Write or print out the list of preferred books, take at least two from the shelf and find a cozy area in the library to read a couple of pages. If those books aren’t spiking an interest, repeat the process. When you find the one that interests you, proceed to checkout. 

At the checkout counter, your child/student will be asked for their identification number. If they can’t remember it, the clerk will ask for first/last name, compare their picture to the person at the counter, and then allow the book to be checked out. 


“I Don’t Know What To Read”

This must be the number one complaint that I hear from students. They simply don’t know what to read and wander the library looking confused as to what to select. I’ve literally witnessed kids walking to a bookshelf, grabbing a book and going to the checkout line without even looking at the cover. These would also be the students that were struggling readers in class and in many cases borderline failing. 

Book Selection Tip Two: 

Discover your child’s/students’ interest(s). Do they enjoy watching movies? If so, what type of movies: adventure, suspense, comedy, animation?  In the world of reading, these are called genres. Do they prefer fiction or non-fiction? Most media centers are categorized by either genres or call numbers. If the library is set up by genre type, then students can quickly go to that section.

“This book looks hard”

Are you aware that students are given reading diagnostics several times of year? Did you realize that books are given reading levels? In this process, your child’s teacher administers several reading diagnostics each year. The scores provided indicate the reading grade level and/or Zone of Proximal Development (ZPD) which is an indicator the books your child will be comfortable reading that will also allow readability growth. Most books are categorized with a reading level and by combining your child’s reading level and the ZPD books. Please note that there are several types of diagnostics and that the one mentioned above is one of many. 

Book Selection Tip Three:

Ask the teacher for a copy of the diagnostic. In many cases, the diagnostic may also come with a suggestion of books to read that are within your child’s ZPD. Use the suggested book list to create their reading list until the next diagnostic is given. 

“This book looks boring”

I often quote the famous expression, “Don’t judge a book by its cover”, when my students tell me that a book looks boring. 

Book Selection Tip Four:

First, look at the book cover. Does it strike any interests? Why? Next, check out the back cover or inside and read the summary. Finally, read the first page. Are there any words that are unfamiliar and difficult? 

“I never finish a book”

Never finishing a book must be one of the biggest areas of concern I hear as an educator. Students are given two weeks to borrow a book from the library and usually expected to take an exam afterward. Of course, most wait until the night before to start reading a book, and then they’re confused as to why they didn’t do well on the exam.

Book Selection Tip Five:

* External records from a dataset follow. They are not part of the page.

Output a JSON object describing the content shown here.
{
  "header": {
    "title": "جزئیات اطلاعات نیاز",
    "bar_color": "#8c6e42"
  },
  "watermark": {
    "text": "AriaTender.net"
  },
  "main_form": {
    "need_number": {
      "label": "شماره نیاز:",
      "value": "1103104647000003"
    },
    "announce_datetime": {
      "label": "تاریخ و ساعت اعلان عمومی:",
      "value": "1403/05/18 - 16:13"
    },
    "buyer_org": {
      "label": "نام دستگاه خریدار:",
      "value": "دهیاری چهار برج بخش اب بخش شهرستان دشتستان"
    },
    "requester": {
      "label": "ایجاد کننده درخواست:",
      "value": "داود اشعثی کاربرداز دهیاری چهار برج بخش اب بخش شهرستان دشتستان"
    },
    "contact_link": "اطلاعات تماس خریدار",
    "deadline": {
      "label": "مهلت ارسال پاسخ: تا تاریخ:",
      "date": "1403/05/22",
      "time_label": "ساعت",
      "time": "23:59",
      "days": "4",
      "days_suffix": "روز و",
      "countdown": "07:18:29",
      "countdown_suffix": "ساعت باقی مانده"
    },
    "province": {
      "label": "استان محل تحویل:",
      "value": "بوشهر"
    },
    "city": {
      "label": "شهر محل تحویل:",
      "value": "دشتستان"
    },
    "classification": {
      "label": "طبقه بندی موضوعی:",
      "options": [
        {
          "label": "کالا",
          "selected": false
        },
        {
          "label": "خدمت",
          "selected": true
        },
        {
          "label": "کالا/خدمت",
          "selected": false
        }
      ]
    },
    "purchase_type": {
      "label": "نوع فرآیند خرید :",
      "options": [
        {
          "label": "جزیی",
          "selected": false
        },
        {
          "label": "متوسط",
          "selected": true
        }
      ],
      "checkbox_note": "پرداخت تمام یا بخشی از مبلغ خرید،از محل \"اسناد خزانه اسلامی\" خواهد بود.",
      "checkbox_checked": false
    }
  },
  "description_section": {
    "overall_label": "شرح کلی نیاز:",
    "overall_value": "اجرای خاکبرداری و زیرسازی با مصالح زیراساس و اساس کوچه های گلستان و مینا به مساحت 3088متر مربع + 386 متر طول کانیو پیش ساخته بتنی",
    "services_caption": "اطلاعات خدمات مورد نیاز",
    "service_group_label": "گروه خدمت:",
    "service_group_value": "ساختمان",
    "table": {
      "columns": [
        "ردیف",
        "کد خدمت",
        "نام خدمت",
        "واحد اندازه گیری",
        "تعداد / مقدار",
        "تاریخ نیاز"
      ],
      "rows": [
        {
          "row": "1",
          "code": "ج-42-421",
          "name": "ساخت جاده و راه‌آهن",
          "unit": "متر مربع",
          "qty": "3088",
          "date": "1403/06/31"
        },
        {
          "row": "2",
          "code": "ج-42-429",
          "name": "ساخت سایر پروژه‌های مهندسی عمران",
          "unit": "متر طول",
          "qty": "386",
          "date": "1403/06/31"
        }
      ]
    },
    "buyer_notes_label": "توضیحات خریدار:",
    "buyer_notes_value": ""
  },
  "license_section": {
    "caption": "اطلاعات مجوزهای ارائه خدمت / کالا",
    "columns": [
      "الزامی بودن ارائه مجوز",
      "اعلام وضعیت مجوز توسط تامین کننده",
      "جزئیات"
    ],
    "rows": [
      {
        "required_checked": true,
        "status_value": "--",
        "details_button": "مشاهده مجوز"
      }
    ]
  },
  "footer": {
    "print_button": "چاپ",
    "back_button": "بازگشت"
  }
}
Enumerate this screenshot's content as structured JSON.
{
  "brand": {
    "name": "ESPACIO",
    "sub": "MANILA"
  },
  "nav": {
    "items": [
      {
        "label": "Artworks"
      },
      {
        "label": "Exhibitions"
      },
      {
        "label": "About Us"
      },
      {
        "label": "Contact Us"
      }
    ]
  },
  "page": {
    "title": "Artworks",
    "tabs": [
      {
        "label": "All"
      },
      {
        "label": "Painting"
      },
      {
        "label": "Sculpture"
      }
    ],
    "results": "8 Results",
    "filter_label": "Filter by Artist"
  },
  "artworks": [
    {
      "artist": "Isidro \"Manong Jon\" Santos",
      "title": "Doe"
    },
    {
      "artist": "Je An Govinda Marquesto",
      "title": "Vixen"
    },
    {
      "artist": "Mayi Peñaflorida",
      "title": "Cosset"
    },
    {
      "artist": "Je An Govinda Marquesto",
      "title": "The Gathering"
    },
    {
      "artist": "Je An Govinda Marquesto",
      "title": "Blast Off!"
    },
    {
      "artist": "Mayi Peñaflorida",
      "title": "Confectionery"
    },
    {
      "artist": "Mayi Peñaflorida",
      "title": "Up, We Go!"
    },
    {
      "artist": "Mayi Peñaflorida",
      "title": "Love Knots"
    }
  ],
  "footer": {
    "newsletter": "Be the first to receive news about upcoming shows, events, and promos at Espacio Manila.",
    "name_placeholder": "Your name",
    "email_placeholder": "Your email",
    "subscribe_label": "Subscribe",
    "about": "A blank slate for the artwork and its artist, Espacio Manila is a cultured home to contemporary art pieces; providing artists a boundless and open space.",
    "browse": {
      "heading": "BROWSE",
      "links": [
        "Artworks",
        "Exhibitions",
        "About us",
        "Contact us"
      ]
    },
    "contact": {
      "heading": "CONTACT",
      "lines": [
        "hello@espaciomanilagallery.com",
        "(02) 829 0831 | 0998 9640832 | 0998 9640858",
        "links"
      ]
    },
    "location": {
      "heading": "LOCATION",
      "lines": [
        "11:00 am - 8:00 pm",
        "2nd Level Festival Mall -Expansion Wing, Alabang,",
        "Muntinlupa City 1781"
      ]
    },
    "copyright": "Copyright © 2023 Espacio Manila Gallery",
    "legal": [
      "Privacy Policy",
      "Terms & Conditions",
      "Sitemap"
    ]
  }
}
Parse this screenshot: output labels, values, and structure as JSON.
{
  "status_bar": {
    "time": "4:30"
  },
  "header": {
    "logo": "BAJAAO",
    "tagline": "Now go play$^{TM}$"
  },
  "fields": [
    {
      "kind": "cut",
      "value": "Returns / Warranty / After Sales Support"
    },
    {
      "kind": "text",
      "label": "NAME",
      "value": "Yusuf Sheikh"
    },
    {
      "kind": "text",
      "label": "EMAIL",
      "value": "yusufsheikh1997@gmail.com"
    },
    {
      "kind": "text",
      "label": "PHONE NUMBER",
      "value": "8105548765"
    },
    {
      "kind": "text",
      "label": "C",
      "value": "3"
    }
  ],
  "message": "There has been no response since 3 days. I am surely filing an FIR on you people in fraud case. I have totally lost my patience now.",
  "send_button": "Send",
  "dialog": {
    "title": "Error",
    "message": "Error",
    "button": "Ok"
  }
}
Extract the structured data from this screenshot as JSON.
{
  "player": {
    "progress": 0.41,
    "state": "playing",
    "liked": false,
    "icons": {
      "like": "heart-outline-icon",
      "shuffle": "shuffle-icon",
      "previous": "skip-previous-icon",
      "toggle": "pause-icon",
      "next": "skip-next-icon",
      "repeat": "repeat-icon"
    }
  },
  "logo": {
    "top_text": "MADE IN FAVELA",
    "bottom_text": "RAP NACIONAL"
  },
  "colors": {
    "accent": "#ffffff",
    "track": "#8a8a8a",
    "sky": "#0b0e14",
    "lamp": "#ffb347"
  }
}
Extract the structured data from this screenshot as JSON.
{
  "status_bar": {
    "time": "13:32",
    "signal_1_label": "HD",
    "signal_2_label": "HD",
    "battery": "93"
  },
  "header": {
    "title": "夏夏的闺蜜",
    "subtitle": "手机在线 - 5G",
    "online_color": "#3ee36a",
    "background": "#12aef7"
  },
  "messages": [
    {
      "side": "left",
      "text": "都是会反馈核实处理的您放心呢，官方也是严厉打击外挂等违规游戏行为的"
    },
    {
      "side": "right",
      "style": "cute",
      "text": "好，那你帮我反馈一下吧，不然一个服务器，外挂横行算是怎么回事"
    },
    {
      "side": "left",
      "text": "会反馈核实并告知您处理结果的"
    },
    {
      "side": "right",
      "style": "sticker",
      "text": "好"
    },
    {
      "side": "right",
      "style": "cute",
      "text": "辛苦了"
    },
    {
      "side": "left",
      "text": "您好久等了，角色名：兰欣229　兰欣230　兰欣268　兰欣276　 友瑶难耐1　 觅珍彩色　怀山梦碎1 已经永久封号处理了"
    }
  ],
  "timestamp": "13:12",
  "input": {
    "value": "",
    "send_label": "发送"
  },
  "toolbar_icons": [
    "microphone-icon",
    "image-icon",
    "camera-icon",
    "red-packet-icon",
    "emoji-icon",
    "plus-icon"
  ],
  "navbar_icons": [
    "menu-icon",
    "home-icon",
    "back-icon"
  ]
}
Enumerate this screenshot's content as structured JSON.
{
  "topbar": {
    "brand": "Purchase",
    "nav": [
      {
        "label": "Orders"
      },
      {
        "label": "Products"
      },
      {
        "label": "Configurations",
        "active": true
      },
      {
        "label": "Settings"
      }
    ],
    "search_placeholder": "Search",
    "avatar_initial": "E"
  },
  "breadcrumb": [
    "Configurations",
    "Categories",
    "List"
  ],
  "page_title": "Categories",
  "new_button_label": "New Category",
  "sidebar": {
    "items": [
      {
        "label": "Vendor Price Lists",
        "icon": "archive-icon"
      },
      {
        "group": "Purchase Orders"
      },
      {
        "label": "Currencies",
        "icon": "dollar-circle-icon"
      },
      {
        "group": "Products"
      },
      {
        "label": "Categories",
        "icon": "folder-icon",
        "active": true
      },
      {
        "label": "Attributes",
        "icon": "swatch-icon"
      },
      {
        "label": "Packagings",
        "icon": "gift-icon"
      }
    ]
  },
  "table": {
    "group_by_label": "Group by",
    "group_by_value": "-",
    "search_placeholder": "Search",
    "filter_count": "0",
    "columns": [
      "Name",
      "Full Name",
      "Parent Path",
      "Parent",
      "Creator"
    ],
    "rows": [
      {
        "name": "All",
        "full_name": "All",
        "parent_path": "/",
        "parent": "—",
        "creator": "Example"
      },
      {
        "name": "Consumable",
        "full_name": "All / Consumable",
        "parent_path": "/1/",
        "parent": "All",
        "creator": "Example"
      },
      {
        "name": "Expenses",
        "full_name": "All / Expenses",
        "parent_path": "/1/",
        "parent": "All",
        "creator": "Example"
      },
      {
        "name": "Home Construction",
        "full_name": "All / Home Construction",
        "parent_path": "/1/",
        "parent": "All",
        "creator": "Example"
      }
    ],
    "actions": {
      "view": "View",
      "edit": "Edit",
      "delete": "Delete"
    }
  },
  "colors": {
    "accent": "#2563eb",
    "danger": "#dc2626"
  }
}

When selecting a book, consider how many days the book must be returned and the examination date. Divide the number of pages by the number of days. Plan on a certain number of pages per day and/or read at least 30 minutes daily. Reading the book with your child is another way of assuring that the book will be completed and you’ll be able to spend time together.

Now that you know some of the reason why your child may not be checking books out from the library or not reading, you can use the tips to create an action plan. Going to the library shouldn’t be a daunting task. It should be an experience that your child enjoys and looks forwards to. 

Would you like to know your child’s current reading level? As a thank you for taking the time to read this blog post, I’m offering you a FREE Reading Assessment. The results from this assessment will help you move into the next step of helping your child improve their reading and start enjoying selecting books from the library.